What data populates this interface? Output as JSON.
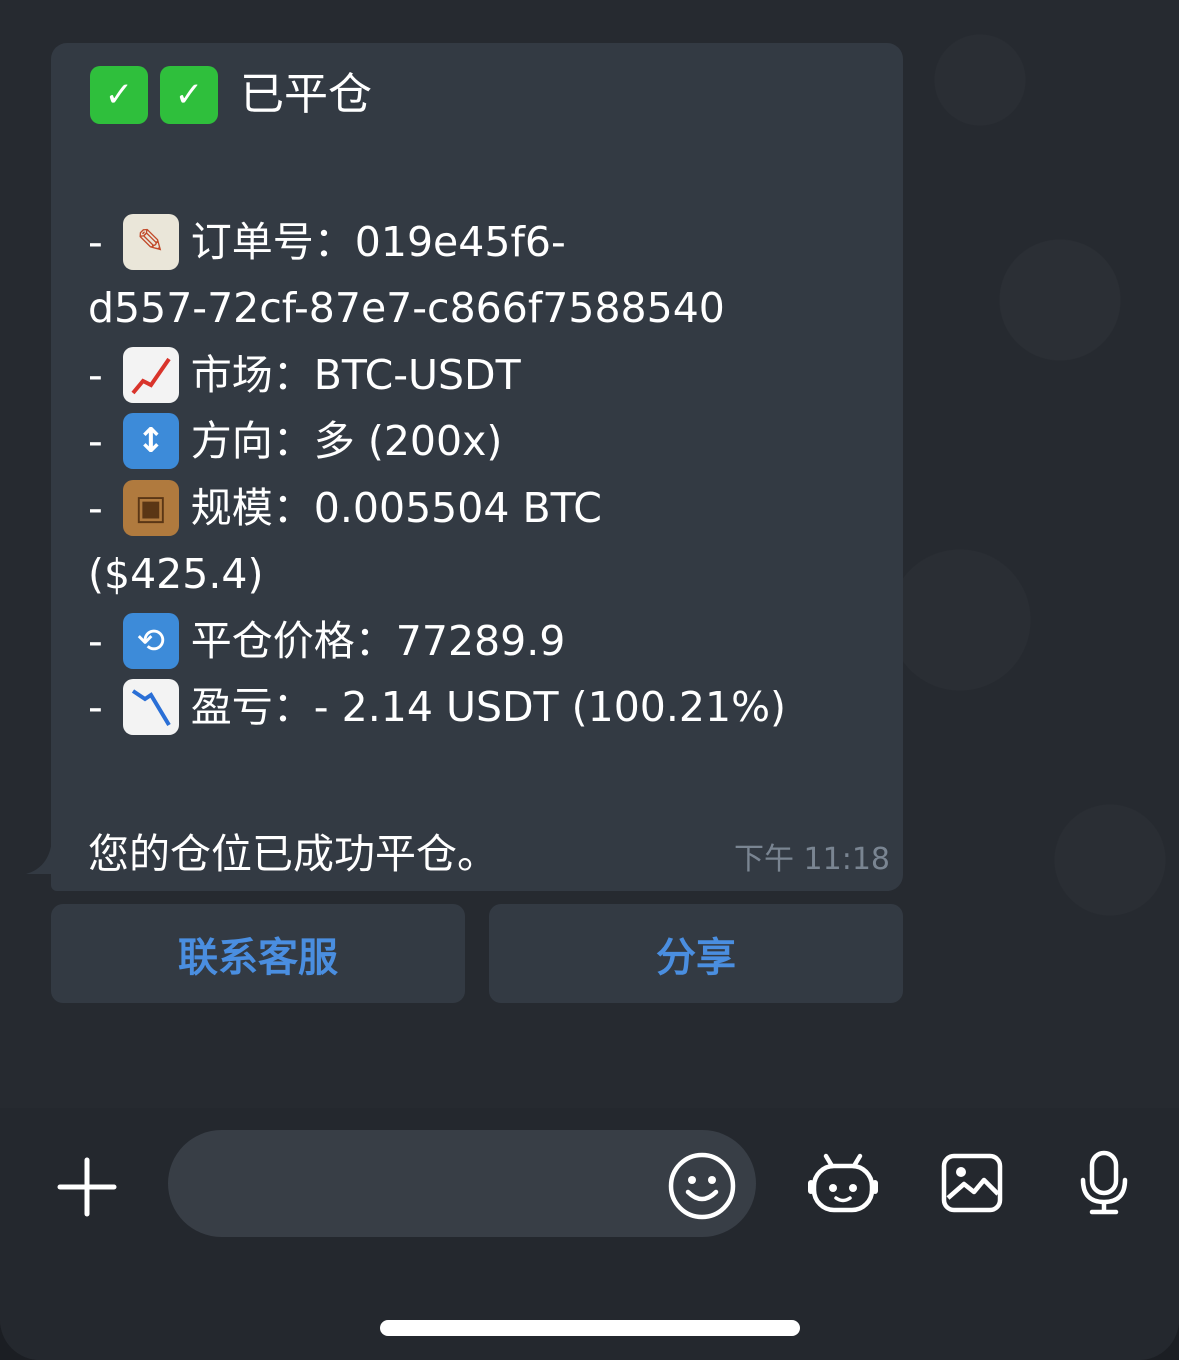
{
  "message": {
    "title": "已平仓",
    "title_icons": [
      "check-mark-icon",
      "check-mark-icon"
    ],
    "order_label": "订单号：",
    "order_value_1": "019e45f6-",
    "order_value_2": "d557-72cf-87e7-c866f7588540",
    "market_label": "市场：",
    "market_value": "BTC-USDT",
    "direction_label": "方向：",
    "direction_value": "多 (200x)",
    "size_label": "规模：",
    "size_value": "0.005504 BTC",
    "size_value_usd": "($425.4)",
    "close_price_label": "平仓价格：",
    "close_price_value": "77289.9",
    "pnl_label": "盈亏：",
    "pnl_value": "- 2.14 USDT (100.21%)",
    "footer": "您的仓位已成功平仓。",
    "dash": "-",
    "timestamp": "下午 11:18"
  },
  "buttons": {
    "contact_label": "联系客服",
    "share_label": "分享"
  },
  "colors": {
    "bubble": "#333a43",
    "button_text": "#4a8ee0",
    "timestamp": "#7a8592",
    "check_green": "#2fbf3c"
  }
}
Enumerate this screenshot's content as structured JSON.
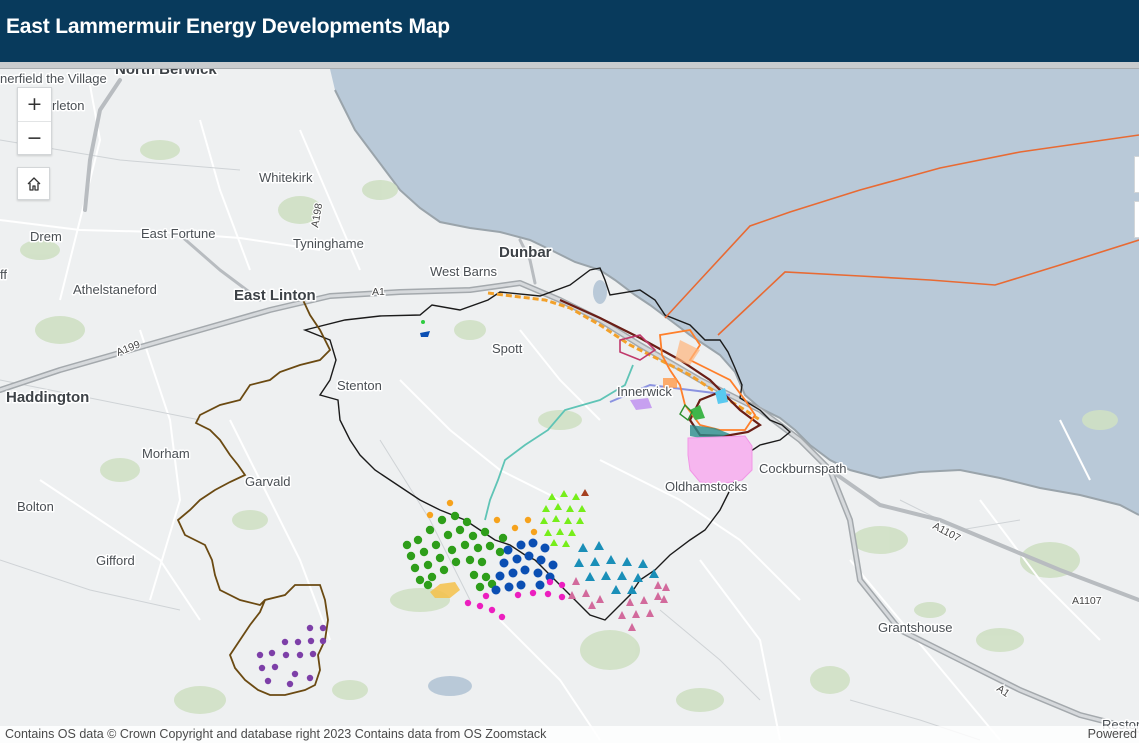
{
  "header": {
    "title": "East Lammermuir Energy Developments Map"
  },
  "map": {
    "places": {
      "dunbar": "Dunbar",
      "east_linton": "East Linton",
      "haddington": "Haddington",
      "whitekirk": "Whitekirk",
      "tyninghame": "Tyninghame",
      "drem": "Drem",
      "east_fortune": "East Fortune",
      "athelstaneford": "Athelstaneford",
      "west_barns": "West Barns",
      "spott": "Spott",
      "stenton": "Stenton",
      "innerwick": "Innerwick",
      "morham": "Morham",
      "garvald": "Garvald",
      "bolton": "Bolton",
      "gifford": "Gifford",
      "oldhamstocks": "Oldhamstocks",
      "cockburnspath": "Cockburnspath",
      "grantshouse": "Grantshouse",
      "reston": "Reston",
      "north_berwick": "North Berwick",
      "somerfield": "nerfield the Village",
      "aberlady": "rleton",
      "ff": "ff"
    },
    "roads": {
      "a1_a": "A1",
      "a1_b": "A1",
      "a199": "A199",
      "a198": "A198",
      "a1107_a": "A1107",
      "a1107_b": "A1107"
    }
  },
  "controls": {
    "zoom_in": "+",
    "zoom_out": "−",
    "home_icon": "home-icon"
  },
  "footer": {
    "attribution": "Contains OS data © Crown Copyright and database right 2023 Contains data from OS Zoomstack",
    "powered": "Powered"
  },
  "colors": {
    "header": "#083a5c",
    "sea": "#b9c9d8",
    "land": "#eef0f1",
    "boundary": "#1a1a1a",
    "brown_boundary": "#6b4a12",
    "offshore_cable": "#e86a33"
  }
}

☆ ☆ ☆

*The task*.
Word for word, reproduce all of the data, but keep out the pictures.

*Answer space*.
What data populates this interface? Output as JSON.
{
  "message": {
    "title": "已平仓",
    "title_icons": [
      "check-mark-icon",
      "check-mark-icon"
    ],
    "order_label": "订单号：",
    "order_value_1": "019e45f6-",
    "order_value_2": "d557-72cf-87e7-c866f7588540",
    "market_label": "市场：",
    "market_value": "BTC-USDT",
    "direction_label": "方向：",
    "direction_value": "多 (200x)",
    "size_label": "规模：",
    "size_value": "0.005504 BTC",
    "size_value_usd": "($425.4)",
    "close_price_label": "平仓价格：",
    "close_price_value": "77289.9",
    "pnl_label": "盈亏：",
    "pnl_value": "- 2.14 USDT (100.21%)",
    "footer": "您的仓位已成功平仓。",
    "dash": "-",
    "timestamp": "下午 11:18"
  },
  "buttons": {
    "contact_label": "联系客服",
    "share_label": "分享"
  },
  "colors": {
    "bubble": "#333a43",
    "button_text": "#4a8ee0",
    "timestamp": "#7a8592",
    "check_green": "#2fbf3c"
  }
}
Enumerate this screenshot's content as structured JSON.
{
  "header": {
    "title": "East Lammermuir Energy Developments Map"
  },
  "map": {
    "places": {
      "dunbar": "Dunbar",
      "east_linton": "East Linton",
      "haddington": "Haddington",
      "whitekirk": "Whitekirk",
      "tyninghame": "Tyninghame",
      "drem": "Drem",
      "east_fortune": "East Fortune",
      "athelstaneford": "Athelstaneford",
      "west_barns": "West Barns",
      "spott": "Spott",
      "stenton": "Stenton",
      "innerwick": "Innerwick",
      "morham": "Morham",
      "garvald": "Garvald",
      "bolton": "Bolton",
      "gifford": "Gifford",
      "oldhamstocks": "Oldhamstocks",
      "cockburnspath": "Cockburnspath",
      "grantshouse": "Grantshouse",
      "reston": "Reston",
      "north_berwick": "North Berwick",
      "somerfield": "nerfield the Village",
      "aberlady": "rleton",
      "ff": "ff"
    },
    "roads": {
      "a1_a": "A1",
      "a1_b": "A1",
      "a199": "A199",
      "a198": "A198",
      "a1107_a": "A1107",
      "a1107_b": "A1107"
    }
  },
  "controls": {
    "zoom_in": "+",
    "zoom_out": "−",
    "home_icon": "home-icon"
  },
  "footer": {
    "attribution": "Contains OS data © Crown Copyright and database right 2023 Contains data from OS Zoomstack",
    "powered": "Powered"
  },
  "colors": {
    "header": "#083a5c",
    "sea": "#b9c9d8",
    "land": "#eef0f1",
    "boundary": "#1a1a1a",
    "brown_boundary": "#6b4a12",
    "offshore_cable": "#e86a33"
  }
}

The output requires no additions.